Type of Treatment: Rx Medication – Antibiotic (Topical) – Sulfa Family
Official Name: Sulfacetamide.
Popular Brand Names: Bleph, Cetamide, Clenia and Klaron.
Related Medications: Sulfamethoxazole, Co-Trimoxazole, Silver Sulfadiazine, Dapsone, Sulfamylon.
Sulfacetamide is a sulfonamide family antibiotic that has shown good efficacy in the treatment of acne. Sulfacetamide commonly comes as a 10% solution packaged alone, or in combination with a 5% sulfur solution. Sulfur was one of the original treatmentsfor skin infections, with its use dating back to the ancient romans. Both sulfacetamide and sulfur have antibacterial properties, and sulfur itself is a keratolytic agent, which can help clear plugged pores.

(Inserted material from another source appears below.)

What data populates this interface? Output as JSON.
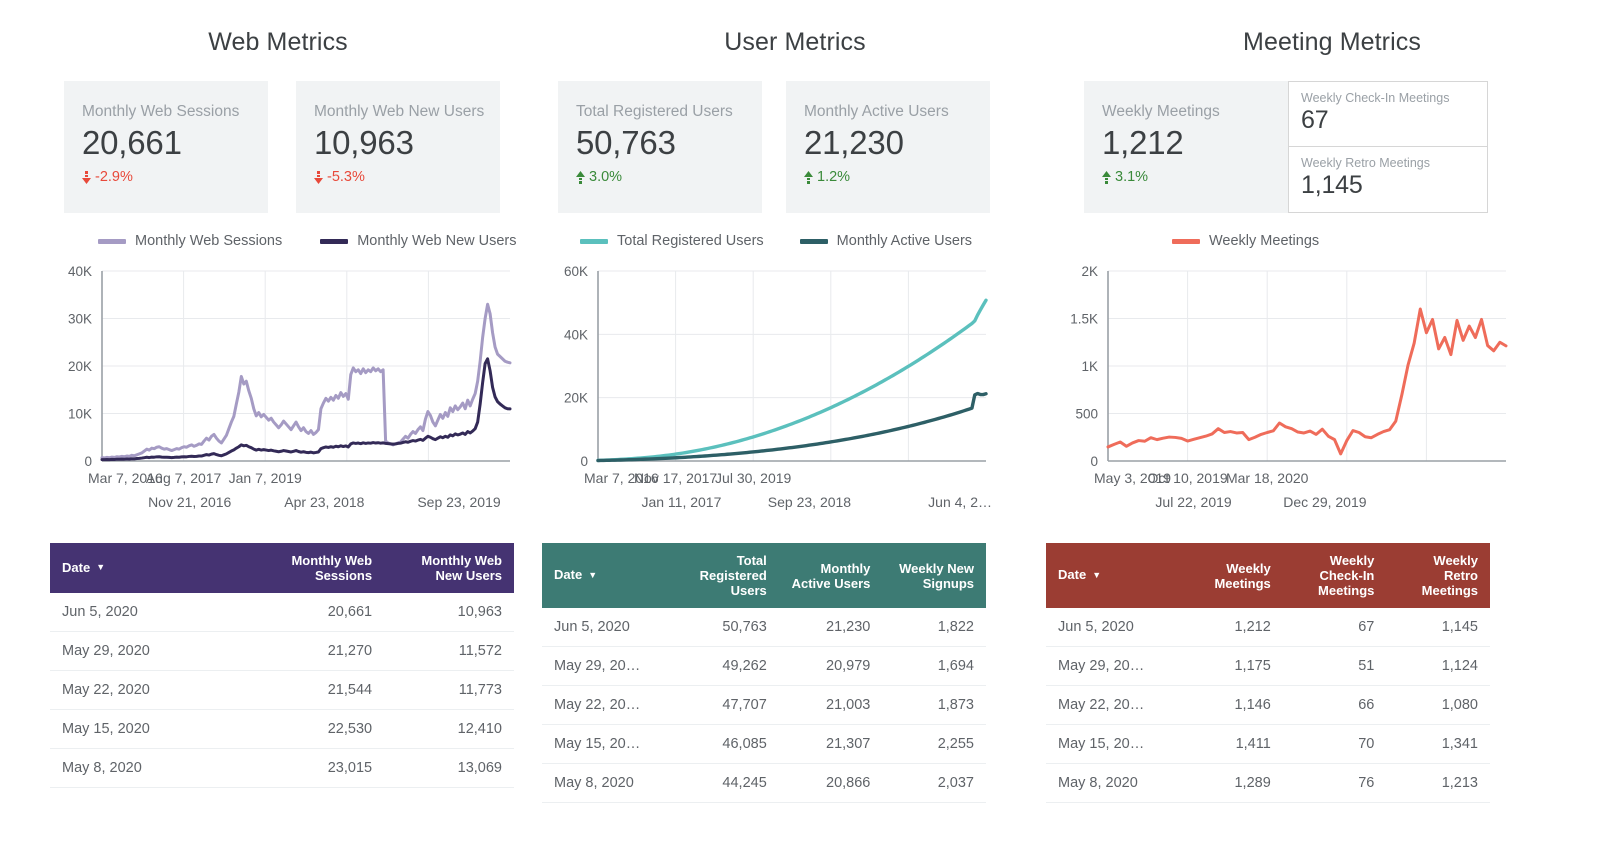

Type of Treatment: Rx Medication – Antibiotic (Topical and Oral) – Tetracycline Family
Official Name: Tetracycline.
Popular Brand Names: Sumycin, Tetracap, Topicycline, Hostacyclin, Lupitetra.
Related Medications: Doxycycline, Minocycline, Lymecycline, Oxytetracycline, (Tigecycline).
Topical tetracycline is available for the treatment of acne, but is rarely prescribed due to its poor efficacy and side effects profile.
Related Articles from The Science of Acne
What is Acne Vulgaris?
What Causes Acne?
Prescription Medications and Acne Vulgaris
Naturopathic Medicine and Acne Vulgaris
Light and Laser Therapies and Acne Vulgaris
Over the Counter Medications (OTC) and Acne Vulgaris
References and Sources
PDR Staff Writers. 2011. 2011 Physicians’ Desk Reference (PDR)
Habif. 2009. Clinical Dermatology
Goodheart. 2006. Acne For Dummies
Scientific Research Articles
Gamble, et al. 2012. Topical Antimicrobial Treatment of Acne Vulgaris: An Evidence-Based Review.
Zeichner, et al. 2012. Optimizing topical combination therapy for the treatment of acne vulgaris.
Mahmoudi, et al. 2011. Comparison of efficacy of Azithromycin vs. Clindamycin and Erythromycin in the treatment of mild to moderate acne vulgaris.
Williams, et al. 2011. Acne vulgaris.
Toyoda, et al. 1998. An overview of topical antibiotics for acne treatment.
Imahiyerobo-Ip, et al. 2011. Changing the topography of acne with topical medications.
Davis, et al. 2010. A review of acne in ethnic skin: Pathogenesis, clinical manifestations, and management strategies.
Sathish, et al. 2011. Acne and Its Treatment Options – A Review.
Ingram, et al. 2009. Management of acne vulgaris: an evidence-based update.
Schroeder, et al. 2012. Medications used for Acne vulgaris: Practice trends and the use of topical combination products.
Barratt, et al. 2008. Outcome measures in acne vulgaris: systematic review.
Patel, et al. 2010. The development of antimicrobial resistance due to the antibiotic treatment of acne vulgaris: a review.
Lee, et al. 2010. Effectiveness of conventional, low-dose and intermittent oral isotretinoin in the treatment of acne: A randomized, controlled comparative study.
Strauss, et al. 2007. Guidelines of care for acne vulgaris management.